I AM a Hazara Afghan girl. Since I was a child, I have lived in a region of Kabul where only a group of people called Hazara have lived. Where I went to school, our teachers taught us that other ethnicities that lived in Afghanistan were cruel to Hazara people. I learned that thousands and thousands of Hazara people were killed. Hundreds of them left their houses and emigrated.

     In addition, there has always been less opportunity for Hazara people than other ethnicities. Hazara are poorer than the others, and all these things caused me to dislike the other ethnicities because they have all the power and they control everything while we can only stand by and watch.

      When I was fourteen, I started to have opportunities to get out of my community. I went to a boarding school called SOLA [School of Leadership, Afghanistan]. At SOLA there are students from all over Afghanistan. They are from different ethnicities, from the two different Muslim sects, and many more differences. We even speak different languages. But at SOLA we all made friends. We were talking to each other and we had good time.

     One night my roommate, who is a different ethnicity from me, told me that Hazara are non-Muslim because Hazara are not praying to God; they are praying to someone else. She then started to say many more bad and very unkind things. Finally, I said, “You know these ‘ugly people’ that you are talking about, one of them is me! Did you know that these ‘ugly people’ were very oppressed, they were killed, imprisoned, and emigrated?”  I then told her all the things I knew.

     She told me that she knew that I am a Hazara, but not all Hazara people are like me. I told her plainly that all Hazara people are not good people, but all of them are not bad either! During our discussion we figured out that we are praying to the same God. We do many things in the same way. I learned that her father was also killed by the Taliban.

       After this experience, I went through this discussion with many other girls from different ethnicities and I learned that they think really badly about Hazara people. But the good thing is, we still loved each other—and by being with each other we figured out that not all the things we hear are right. I learned that whatever happened in the past, we should leave it in the past. We should always try to forget about bad things in the past and make a good future for ourselves and everyone.

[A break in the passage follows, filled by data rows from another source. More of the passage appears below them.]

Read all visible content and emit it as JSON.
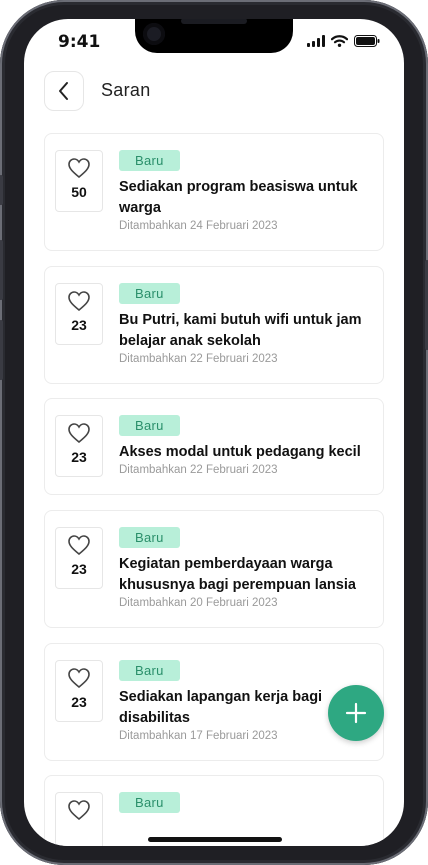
{
  "status": {
    "time": "9:41",
    "signal_icon": "signal-icon",
    "wifi_icon": "wifi-icon",
    "battery_icon": "battery-icon"
  },
  "header": {
    "title": "Saran",
    "back_icon": "chevron-left-icon"
  },
  "colors": {
    "accent": "#2ea882",
    "badge_bg": "#b8efd9",
    "badge_text": "#2a8f6a"
  },
  "suggestions": [
    {
      "likes": "50",
      "badge": "Baru",
      "title": "Sediakan program beasiswa untuk warga",
      "date": "Ditambahkan 24 Februari 2023"
    },
    {
      "likes": "23",
      "badge": "Baru",
      "title": "Bu Putri, kami butuh wifi untuk jam belajar anak sekolah",
      "date": "Ditambahkan 22 Februari 2023"
    },
    {
      "likes": "23",
      "badge": "Baru",
      "title": "Akses modal untuk pedagang kecil",
      "date": "Ditambahkan 22 Februari 2023"
    },
    {
      "likes": "23",
      "badge": "Baru",
      "title": "Kegiatan pemberdayaan warga khususnya bagi perempuan lansia",
      "date": "Ditambahkan 20 Februari 2023"
    },
    {
      "likes": "23",
      "badge": "Baru",
      "title": "Sediakan lapangan kerja bagi disabilitas",
      "date": "Ditambahkan 17 Februari 2023"
    },
    {
      "likes": "",
      "badge": "Baru",
      "title": "",
      "date": ""
    }
  ],
  "fab": {
    "icon": "plus-icon"
  }
}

 ©InterestEng. July 2013  §  The stories in the magazine portion of the site are written by English language learners. Stories are corrected by a native English speaker.  § Photos are staff or used with permission.  §  To contact us:  go.gently.on@gmail.com